(Data in this exercise begins)

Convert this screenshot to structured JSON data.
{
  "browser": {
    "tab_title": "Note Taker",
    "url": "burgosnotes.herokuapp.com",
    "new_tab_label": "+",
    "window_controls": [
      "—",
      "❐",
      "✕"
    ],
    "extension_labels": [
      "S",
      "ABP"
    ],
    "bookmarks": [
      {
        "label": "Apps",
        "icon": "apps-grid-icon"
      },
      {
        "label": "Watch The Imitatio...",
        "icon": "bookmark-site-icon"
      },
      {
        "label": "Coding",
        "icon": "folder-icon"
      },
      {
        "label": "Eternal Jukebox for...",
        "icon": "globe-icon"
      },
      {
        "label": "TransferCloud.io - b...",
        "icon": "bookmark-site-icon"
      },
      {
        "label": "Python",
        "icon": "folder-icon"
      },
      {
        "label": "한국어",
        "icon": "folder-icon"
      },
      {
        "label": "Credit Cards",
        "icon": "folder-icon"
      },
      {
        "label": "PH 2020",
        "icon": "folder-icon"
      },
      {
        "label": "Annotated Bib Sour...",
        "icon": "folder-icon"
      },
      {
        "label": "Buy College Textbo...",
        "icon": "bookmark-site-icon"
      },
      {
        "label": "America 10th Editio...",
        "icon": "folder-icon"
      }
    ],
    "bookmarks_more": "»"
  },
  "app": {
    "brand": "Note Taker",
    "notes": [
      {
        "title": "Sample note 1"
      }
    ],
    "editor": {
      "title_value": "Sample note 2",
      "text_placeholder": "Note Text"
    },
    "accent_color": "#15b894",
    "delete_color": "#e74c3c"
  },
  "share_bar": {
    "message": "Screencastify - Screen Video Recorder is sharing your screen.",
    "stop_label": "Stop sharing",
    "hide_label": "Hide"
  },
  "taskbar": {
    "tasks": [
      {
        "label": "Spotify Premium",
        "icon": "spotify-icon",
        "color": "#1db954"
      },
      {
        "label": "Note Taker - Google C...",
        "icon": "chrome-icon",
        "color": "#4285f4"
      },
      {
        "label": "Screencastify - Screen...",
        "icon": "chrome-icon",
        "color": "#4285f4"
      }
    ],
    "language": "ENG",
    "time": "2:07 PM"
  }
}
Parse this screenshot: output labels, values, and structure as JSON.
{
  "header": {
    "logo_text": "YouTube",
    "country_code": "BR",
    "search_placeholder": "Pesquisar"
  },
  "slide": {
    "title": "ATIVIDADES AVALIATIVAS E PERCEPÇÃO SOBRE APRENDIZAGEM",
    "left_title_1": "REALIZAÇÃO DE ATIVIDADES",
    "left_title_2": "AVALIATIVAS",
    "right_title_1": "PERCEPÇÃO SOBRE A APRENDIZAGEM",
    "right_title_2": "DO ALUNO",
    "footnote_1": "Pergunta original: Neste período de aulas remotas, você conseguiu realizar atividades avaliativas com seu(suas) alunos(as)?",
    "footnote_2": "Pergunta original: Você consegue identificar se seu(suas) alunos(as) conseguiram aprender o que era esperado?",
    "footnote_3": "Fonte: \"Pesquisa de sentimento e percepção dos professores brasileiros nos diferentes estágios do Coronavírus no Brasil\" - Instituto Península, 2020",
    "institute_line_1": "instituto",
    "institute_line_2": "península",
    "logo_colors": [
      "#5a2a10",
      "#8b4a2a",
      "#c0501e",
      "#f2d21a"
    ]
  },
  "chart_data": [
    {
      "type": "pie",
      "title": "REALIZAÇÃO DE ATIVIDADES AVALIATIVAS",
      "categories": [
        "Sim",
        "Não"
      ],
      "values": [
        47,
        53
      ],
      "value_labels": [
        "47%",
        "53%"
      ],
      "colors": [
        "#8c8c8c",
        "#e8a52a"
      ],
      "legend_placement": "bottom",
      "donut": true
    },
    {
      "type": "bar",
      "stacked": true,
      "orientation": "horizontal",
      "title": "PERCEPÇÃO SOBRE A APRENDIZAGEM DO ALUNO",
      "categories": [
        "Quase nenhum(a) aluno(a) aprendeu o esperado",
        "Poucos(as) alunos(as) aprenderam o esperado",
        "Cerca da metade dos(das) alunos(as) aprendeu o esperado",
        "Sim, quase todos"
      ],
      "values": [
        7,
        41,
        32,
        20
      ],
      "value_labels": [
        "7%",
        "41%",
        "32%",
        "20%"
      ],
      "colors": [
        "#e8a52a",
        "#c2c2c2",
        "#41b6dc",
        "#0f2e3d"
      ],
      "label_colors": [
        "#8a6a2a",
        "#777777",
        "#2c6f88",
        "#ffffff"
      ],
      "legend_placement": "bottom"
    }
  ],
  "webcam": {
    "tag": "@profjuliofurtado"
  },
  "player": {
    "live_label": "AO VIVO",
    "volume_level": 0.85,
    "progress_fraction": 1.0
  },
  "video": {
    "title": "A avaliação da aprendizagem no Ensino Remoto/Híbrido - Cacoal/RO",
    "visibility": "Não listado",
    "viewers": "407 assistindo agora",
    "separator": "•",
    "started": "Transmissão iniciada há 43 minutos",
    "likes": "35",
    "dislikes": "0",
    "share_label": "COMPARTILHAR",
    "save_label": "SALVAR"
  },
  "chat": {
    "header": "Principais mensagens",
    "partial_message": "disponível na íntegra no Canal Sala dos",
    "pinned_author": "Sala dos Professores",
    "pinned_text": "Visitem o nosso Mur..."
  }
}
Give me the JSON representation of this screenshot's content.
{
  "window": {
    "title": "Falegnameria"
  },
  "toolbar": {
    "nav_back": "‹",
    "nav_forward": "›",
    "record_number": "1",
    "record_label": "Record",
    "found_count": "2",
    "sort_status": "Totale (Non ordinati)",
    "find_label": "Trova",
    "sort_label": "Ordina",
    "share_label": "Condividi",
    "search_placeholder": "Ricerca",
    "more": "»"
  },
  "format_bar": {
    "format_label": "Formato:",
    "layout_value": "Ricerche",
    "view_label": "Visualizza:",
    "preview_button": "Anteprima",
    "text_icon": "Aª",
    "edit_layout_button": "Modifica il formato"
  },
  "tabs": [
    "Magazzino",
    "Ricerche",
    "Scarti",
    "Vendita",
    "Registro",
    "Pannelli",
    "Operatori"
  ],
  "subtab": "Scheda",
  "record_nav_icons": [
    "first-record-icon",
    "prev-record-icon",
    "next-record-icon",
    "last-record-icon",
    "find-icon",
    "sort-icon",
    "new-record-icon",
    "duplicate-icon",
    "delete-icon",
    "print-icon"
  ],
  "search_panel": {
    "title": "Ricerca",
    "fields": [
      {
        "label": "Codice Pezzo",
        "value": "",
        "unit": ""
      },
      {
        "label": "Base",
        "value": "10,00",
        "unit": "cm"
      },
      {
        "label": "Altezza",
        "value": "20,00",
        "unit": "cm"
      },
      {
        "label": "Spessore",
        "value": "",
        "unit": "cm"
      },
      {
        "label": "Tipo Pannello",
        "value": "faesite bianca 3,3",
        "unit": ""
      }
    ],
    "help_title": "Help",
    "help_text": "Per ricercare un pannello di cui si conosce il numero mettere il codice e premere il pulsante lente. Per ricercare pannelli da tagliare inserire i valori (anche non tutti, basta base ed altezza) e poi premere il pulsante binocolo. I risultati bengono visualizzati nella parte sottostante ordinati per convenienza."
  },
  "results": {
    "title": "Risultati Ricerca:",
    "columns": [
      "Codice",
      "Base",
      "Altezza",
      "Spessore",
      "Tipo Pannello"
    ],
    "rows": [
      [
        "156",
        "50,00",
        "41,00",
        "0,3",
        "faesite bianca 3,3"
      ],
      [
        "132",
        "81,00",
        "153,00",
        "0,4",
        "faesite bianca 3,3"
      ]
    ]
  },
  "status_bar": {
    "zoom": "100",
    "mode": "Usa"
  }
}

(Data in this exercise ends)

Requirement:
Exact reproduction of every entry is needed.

Your response:
Convert this screenshot to structured JSON data.
{
  "browser": {
    "tab_title": "Note Taker",
    "url": "burgosnotes.herokuapp.com",
    "new_tab_label": "+",
    "window_controls": [
      "—",
      "❐",
      "✕"
    ],
    "extension_labels": [
      "S",
      "ABP"
    ],
    "bookmarks": [
      {
        "label": "Apps",
        "icon": "apps-grid-icon"
      },
      {
        "label": "Watch The Imitatio...",
        "icon": "bookmark-site-icon"
      },
      {
        "label": "Coding",
        "icon": "folder-icon"
      },
      {
        "label": "Eternal Jukebox for...",
        "icon": "globe-icon"
      },
      {
        "label": "TransferCloud.io - b...",
        "icon": "bookmark-site-icon"
      },
      {
        "label": "Python",
        "icon": "folder-icon"
      },
      {
        "label": "한국어",
        "icon": "folder-icon"
      },
      {
        "label": "Credit Cards",
        "icon": "folder-icon"
      },
      {
        "label": "PH 2020",
        "icon": "folder-icon"
      },
      {
        "label": "Annotated Bib Sour...",
        "icon": "folder-icon"
      },
      {
        "label": "Buy College Textbo...",
        "icon": "bookmark-site-icon"
      },
      {
        "label": "America 10th Editio...",
        "icon": "folder-icon"
      }
    ],
    "bookmarks_more": "»"
  },
  "app": {
    "brand": "Note Taker",
    "notes": [
      {
        "title": "Sample note 1"
      }
    ],
    "editor": {
      "title_value": "Sample note 2",
      "text_placeholder": "Note Text"
    },
    "accent_color": "#15b894",
    "delete_color": "#e74c3c"
  },
  "share_bar": {
    "message": "Screencastify - Screen Video Recorder is sharing your screen.",
    "stop_label": "Stop sharing",
    "hide_label": "Hide"
  },
  "taskbar": {
    "tasks": [
      {
        "label": "Spotify Premium",
        "icon": "spotify-icon",
        "color": "#1db954"
      },
      {
        "label": "Note Taker - Google C...",
        "icon": "chrome-icon",
        "color": "#4285f4"
      },
      {
        "label": "Screencastify - Screen...",
        "icon": "chrome-icon",
        "color": "#4285f4"
      }
    ],
    "language": "ENG",
    "time": "2:07 PM"
  }
}
Parse this screenshot: output labels, values, and structure as JSON.
{
  "header": {
    "logo_text": "YouTube",
    "country_code": "BR",
    "search_placeholder": "Pesquisar"
  },
  "slide": {
    "title": "ATIVIDADES AVALIATIVAS E PERCEPÇÃO SOBRE APRENDIZAGEM",
    "left_title_1": "REALIZAÇÃO DE ATIVIDADES",
    "left_title_2": "AVALIATIVAS",
    "right_title_1": "PERCEPÇÃO SOBRE A APRENDIZAGEM",
    "right_title_2": "DO ALUNO",
    "footnote_1": "Pergunta original: Neste período de aulas remotas, você conseguiu realizar atividades avaliativas com seu(suas) alunos(as)?",
    "footnote_2": "Pergunta original: Você consegue identificar se seu(suas) alunos(as) conseguiram aprender o que era esperado?",
    "footnote_3": "Fonte: \"Pesquisa de sentimento e percepção dos professores brasileiros nos diferentes estágios do Coronavírus no Brasil\" - Instituto Península, 2020",
    "institute_line_1": "instituto",
    "institute_line_2": "península",
    "logo_colors": [
      "#5a2a10",
      "#8b4a2a",
      "#c0501e",
      "#f2d21a"
    ]
  },
  "chart_data": [
    {
      "type": "pie",
      "title": "REALIZAÇÃO DE ATIVIDADES AVALIATIVAS",
      "categories": [
        "Sim",
        "Não"
      ],
      "values": [
        47,
        53
      ],
      "value_labels": [
        "47%",
        "53%"
      ],
      "colors": [
        "#8c8c8c",
        "#e8a52a"
      ],
      "legend_placement": "bottom",
      "donut": true
    },
    {
      "type": "bar",
      "stacked": true,
      "orientation": "horizontal",
      "title": "PERCEPÇÃO SOBRE A APRENDIZAGEM DO ALUNO",
      "categories": [
        "Quase nenhum(a) aluno(a) aprendeu o esperado",
        "Poucos(as) alunos(as) aprenderam o esperado",
        "Cerca da metade dos(das) alunos(as) aprendeu o esperado",
        "Sim, quase todos"
      ],
      "values": [
        7,
        41,
        32,
        20
      ],
      "value_labels": [
        "7%",
        "41%",
        "32%",
        "20%"
      ],
      "colors": [
        "#e8a52a",
        "#c2c2c2",
        "#41b6dc",
        "#0f2e3d"
      ],
      "label_colors": [
        "#8a6a2a",
        "#777777",
        "#2c6f88",
        "#ffffff"
      ],
      "legend_placement": "bottom"
    }
  ],
  "webcam": {
    "tag": "@profjuliofurtado"
  },
  "player": {
    "live_label": "AO VIVO",
    "volume_level": 0.85,
    "progress_fraction": 1.0
  },
  "video": {
    "title": "A avaliação da aprendizagem no Ensino Remoto/Híbrido - Cacoal/RO",
    "visibility": "Não listado",
    "viewers": "407 assistindo agora",
    "separator": "•",
    "started": "Transmissão iniciada há 43 minutos",
    "likes": "35",
    "dislikes": "0",
    "share_label": "COMPARTILHAR",
    "save_label": "SALVAR"
  },
  "chat": {
    "header": "Principais mensagens",
    "partial_message": "disponível na íntegra no Canal Sala dos",
    "pinned_author": "Sala dos Professores",
    "pinned_text": "Visitem o nosso Mur..."
  }
}
Give me the JSON representation of this screenshot's content.
{
  "window": {
    "title": "Falegnameria"
  },
  "toolbar": {
    "nav_back": "‹",
    "nav_forward": "›",
    "record_number": "1",
    "record_label": "Record",
    "found_count": "2",
    "sort_status": "Totale (Non ordinati)",
    "find_label": "Trova",
    "sort_label": "Ordina",
    "share_label": "Condividi",
    "search_placeholder": "Ricerca",
    "more": "»"
  },
  "format_bar": {
    "format_label": "Formato:",
    "layout_value": "Ricerche",
    "view_label": "Visualizza:",
    "preview_button": "Anteprima",
    "text_icon": "Aª",
    "edit_layout_button": "Modifica il formato"
  },
  "tabs": [
    "Magazzino",
    "Ricerche",
    "Scarti",
    "Vendita",
    "Registro",
    "Pannelli",
    "Operatori"
  ],
  "subtab": "Scheda",
  "record_nav_icons": [
    "first-record-icon",
    "prev-record-icon",
    "next-record-icon",
    "last-record-icon",
    "find-icon",
    "sort-icon",
    "new-record-icon",
    "duplicate-icon",
    "delete-icon",
    "print-icon"
  ],
  "search_panel": {
    "title": "Ricerca",
    "fields": [
      {
        "label": "Codice Pezzo",
        "value": "",
        "unit": ""
      },
      {
        "label": "Base",
        "value": "10,00",
        "unit": "cm"
      },
      {
        "label": "Altezza",
        "value": "20,00",
        "unit": "cm"
      },
      {
        "label": "Spessore",
        "value": "",
        "unit": "cm"
      },
      {
        "label": "Tipo Pannello",
        "value": "faesite bianca 3,3",
        "unit": ""
      }
    ],
    "help_title": "Help",
    "help_text": "Per ricercare un pannello di cui si conosce il numero mettere il codice e premere il pulsante lente. Per ricercare pannelli da tagliare inserire i valori (anche non tutti, basta base ed altezza) e poi premere il pulsante binocolo. I risultati bengono visualizzati nella parte sottostante ordinati per convenienza."
  },
  "results": {
    "title": "Risultati Ricerca:",
    "columns": [
      "Codice",
      "Base",
      "Altezza",
      "Spessore",
      "Tipo Pannello"
    ],
    "rows": [
      [
        "156",
        "50,00",
        "41,00",
        "0,3",
        "faesite bianca 3,3"
      ],
      [
        "132",
        "81,00",
        "153,00",
        "0,4",
        "faesite bianca 3,3"
      ]
    ]
  },
  "status_bar": {
    "zoom": "100",
    "mode": "Usa"
  }
}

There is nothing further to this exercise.